The objective, she maintains, is to “prepare every student to be employed for generational wealth and a job that will help them get there. If it’s not with us, I want to make sure that they’re employed commensurate with their education and not underemployed.”
Shawnta Friday-Stroud, dean of the School of Business and Industry, says Fifth Third has always committed to making the necessary tools available. During the COVID-19 outbreak, it was the first corporation to become a donor to FAMU Cares for the purchase and shipment of laptops for students forced to engage in remote studies.
Friday-Stroud and her colleagues maintain that the school has gained other benefits from the partnership, including, but not limited to the following.
- The professional leadership development component in which Coleman brings a team of Fifth Third executives, including alumni, to prepare business students for internships and serve on an advisory panel to recommend curriculum enhancements.
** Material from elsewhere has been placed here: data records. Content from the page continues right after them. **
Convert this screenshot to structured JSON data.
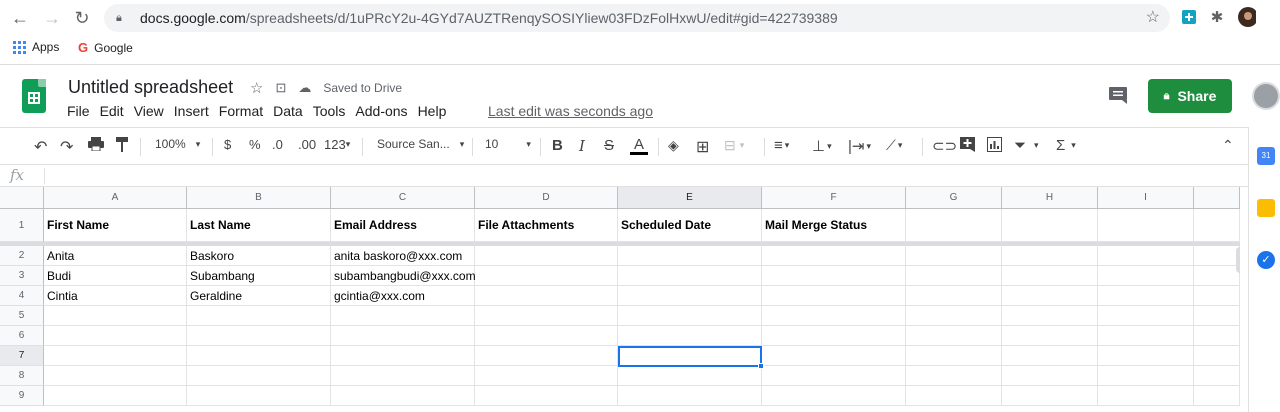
{
  "browser": {
    "url_host": "docs.google.com",
    "url_path": "/spreadsheets/d/1uPRcY2u-4GYd7AUZTRenqySOSIYliew03FDzFolHxwU/edit#gid=422739389",
    "bookmarks": [
      {
        "label": "Apps"
      },
      {
        "label": "Google"
      }
    ]
  },
  "sheets": {
    "doc_title": "Untitled spreadsheet",
    "saved_status": "Saved to Drive",
    "menus": [
      "File",
      "Edit",
      "View",
      "Insert",
      "Format",
      "Data",
      "Tools",
      "Add-ons",
      "Help"
    ],
    "last_edit": "Last edit was seconds ago",
    "share_label": "Share",
    "brand_color": "#1e8e3e"
  },
  "toolbar": {
    "zoom": "100%",
    "currency": "$",
    "percent": "%",
    "dec_decrease": ".0",
    "dec_increase": ".00",
    "more_formats": "123",
    "font": "Source San...",
    "font_size": "10",
    "bold": "B",
    "italic": "I",
    "strike": "S",
    "text_color": "A"
  },
  "formula_bar": {
    "fx": "fx",
    "value": ""
  },
  "grid": {
    "columns": [
      {
        "label": "A"
      },
      {
        "label": "B"
      },
      {
        "label": "C"
      },
      {
        "label": "D"
      },
      {
        "label": "E"
      },
      {
        "label": "F"
      },
      {
        "label": "G"
      },
      {
        "label": "H"
      },
      {
        "label": "I"
      }
    ],
    "rows": [
      {
        "num": "1",
        "cells": [
          "First Name",
          "Last Name",
          "Email Address",
          "File Attachments",
          "Scheduled Date",
          "Mail Merge Status",
          "",
          "",
          ""
        ]
      },
      {
        "num": "2",
        "cells": [
          "Anita",
          "Baskoro",
          "anita baskoro@xxx.com",
          "",
          "",
          "",
          "",
          "",
          ""
        ]
      },
      {
        "num": "3",
        "cells": [
          "Budi",
          "Subambang",
          "subambangbudi@xxx.com",
          "",
          "",
          "",
          "",
          "",
          ""
        ]
      },
      {
        "num": "4",
        "cells": [
          "Cintia",
          "Geraldine",
          "gcintia@xxx.com",
          "",
          "",
          "",
          "",
          "",
          ""
        ]
      },
      {
        "num": "5",
        "cells": [
          "",
          "",
          "",
          "",
          "",
          "",
          "",
          "",
          ""
        ]
      },
      {
        "num": "6",
        "cells": [
          "",
          "",
          "",
          "",
          "",
          "",
          "",
          "",
          ""
        ]
      },
      {
        "num": "7",
        "cells": [
          "",
          "",
          "",
          "",
          "",
          "",
          "",
          "",
          ""
        ]
      },
      {
        "num": "8",
        "cells": [
          "",
          "",
          "",
          "",
          "",
          "",
          "",
          "",
          ""
        ]
      },
      {
        "num": "9",
        "cells": [
          "",
          "",
          "",
          "",
          "",
          "",
          "",
          "",
          ""
        ]
      }
    ],
    "active_cell": "E7"
  }
}
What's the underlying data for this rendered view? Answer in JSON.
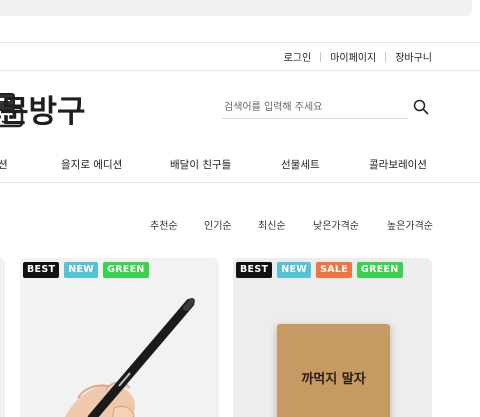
{
  "header": {
    "util_links": [
      "로그인",
      "마이페이지",
      "장바구니"
    ],
    "logo_text": "문방구",
    "search_placeholder": "검색어를 입력해 주세요"
  },
  "gnb": {
    "items": [
      "션",
      "을지로 에디션",
      "배달이 친구들",
      "선물세트",
      "콜라보레이션"
    ]
  },
  "sort": {
    "options": [
      "추천순",
      "인기순",
      "최신순",
      "낮은가격순",
      "높은가격순"
    ]
  },
  "products": [
    {
      "badges": [
        "BEST",
        "NEW",
        "GREEN"
      ],
      "image": "pencil-in-hand-photo"
    },
    {
      "badges": [
        "BEST",
        "NEW",
        "SALE",
        "GREEN"
      ],
      "image": "kraft-notebook-photo",
      "image_text": "까먹지 말자"
    }
  ],
  "colors": {
    "badge_best": "#111111",
    "badge_new": "#54c3d6",
    "badge_sale": "#f0743f",
    "badge_green": "#39d24f"
  }
}
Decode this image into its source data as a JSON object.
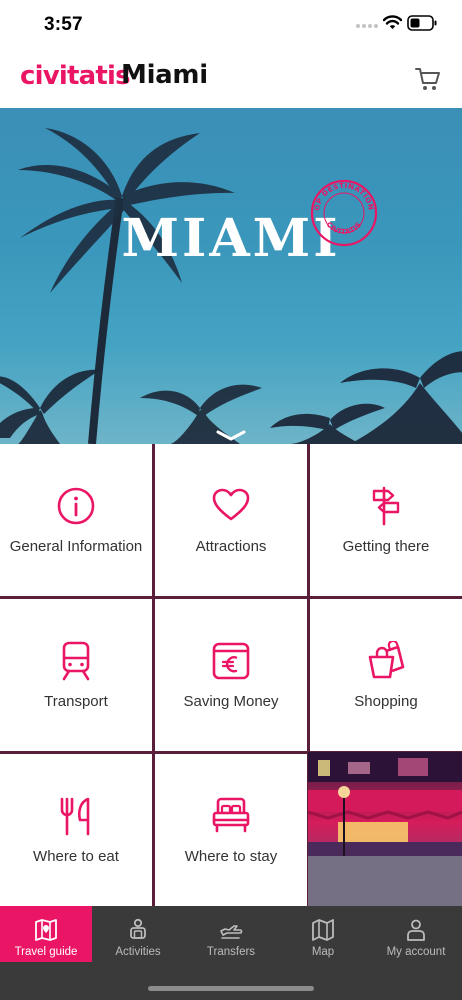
{
  "status_bar": {
    "time": "3:57"
  },
  "header": {
    "brand": "civitatis",
    "city": "Miami",
    "cart_icon": "cart-icon"
  },
  "hero": {
    "title": "MIAMI",
    "badge_top": "TOP DESTINATIONS",
    "badge_bottom": "CIVITATIS"
  },
  "grid": {
    "tiles": [
      {
        "label": "General Information",
        "icon": "info-icon"
      },
      {
        "label": "Attractions",
        "icon": "heart-icon"
      },
      {
        "label": "Getting there",
        "icon": "signpost-icon"
      },
      {
        "label": "Transport",
        "icon": "train-icon"
      },
      {
        "label": "Saving Money",
        "icon": "euro-wallet-icon"
      },
      {
        "label": "Shopping",
        "icon": "shopping-bags-icon"
      },
      {
        "label": "Where to eat",
        "icon": "fork-knife-icon"
      },
      {
        "label": "Where to stay",
        "icon": "bed-icon"
      }
    ]
  },
  "bottom_nav": {
    "items": [
      {
        "label": "Travel guide",
        "icon": "map-book-icon",
        "active": true
      },
      {
        "label": "Activities",
        "icon": "person-icon"
      },
      {
        "label": "Transfers",
        "icon": "plane-icon"
      },
      {
        "label": "Map",
        "icon": "map-icon"
      },
      {
        "label": "My account",
        "icon": "user-icon"
      }
    ]
  },
  "colors": {
    "accent": "#ea1665",
    "nav_bg": "#3a3a3a",
    "hero_sky": "#3a97bb"
  }
}
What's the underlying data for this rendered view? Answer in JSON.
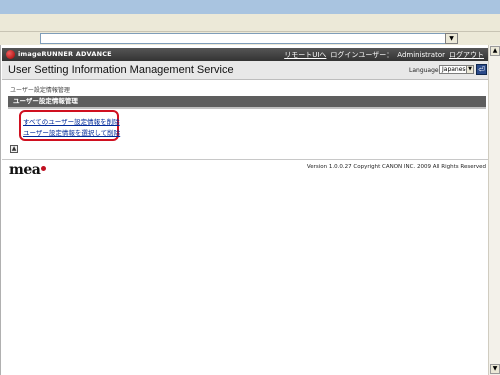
{
  "browser": {
    "address_dropdown_glyph": "▼"
  },
  "header": {
    "product_name": "imageRUNNER ADVANCE",
    "remote_ui_link": "リモートUIへ",
    "login_user_label": "ログインユーザー：",
    "user_name": "Administrator",
    "logout_link": "ログアウト"
  },
  "title_bar": {
    "title": "User Setting Information Management Service",
    "language_label": "Language",
    "language_value": "Japanese",
    "apply_glyph": "⏎"
  },
  "breadcrumb": "ユーザー設定情報管理",
  "section": {
    "header": "ユーザー設定情報管理",
    "links": [
      "すべてのユーザー設定情報を削除",
      "ユーザー設定情報を選択して削除"
    ]
  },
  "scroll_top_glyph": "▲",
  "footer": {
    "logo": "mea",
    "copyright": "Version 1.0.0.27 Copyright CANON INC. 2009 All Rights Reserved"
  },
  "colors": {
    "header_bg": "#333333",
    "section_bg": "#5e5e5e",
    "link": "#002a9a",
    "highlight": "#d01020"
  }
}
- The Bank helped develop business case competitions. The winning teams of undergraduate students, who were judged by Fifth Third executives, were awarded scholarships to enable them to purchase iPads.
- Fifth Third has been involved in the expansive career literacy initiative, which equips students with skills like resume building, interviewing, budgeting and salary negotiation. It also includes virtual interviews to enable students to perfect their interviewing techniques.
- Critical to student development has been financial wellness training as part of the Finance Academy, which guides students to become more self-sufficient through teaching them budgeting, credit management and identity theft protection, among other essential skills. Through the Academy, students can access a financial literacy module by enrolling in the Rattlers for Financial Literacy course. Coleman says such coursework ties into the state mandate and regional accreditation requiring schools to provide financial education to reduce student debt.
In the area of financial education, Coleman says Fifth Third not only wants students to gain the means to manage their financial lives but also provide instructions to fellow classmates and primary and secondary school students. “I would like to be able to expand our program where we are able to provide students stipends to be financial advisors – like ‘Each One, Teach One’” maintains Coleman. “[I would like to see that ] not only on the financial side, but also on the computer literacy side because we very much want to see an impact on the digital divide and give exposure and access to many of our students from elementary age on up. We want them to understand the resources they need to utilize more than just social media.”
Friday-Stroud agrees. She believes such an emphasis is vital to make students more marketable and productive, stressing that Fifth Third’s leadership has a rippling and reverberating effect: “Wherever there is a need – from elementary school all the way to the time students get ready to walk out the door at our graduation receptions – Fifth Third is there.”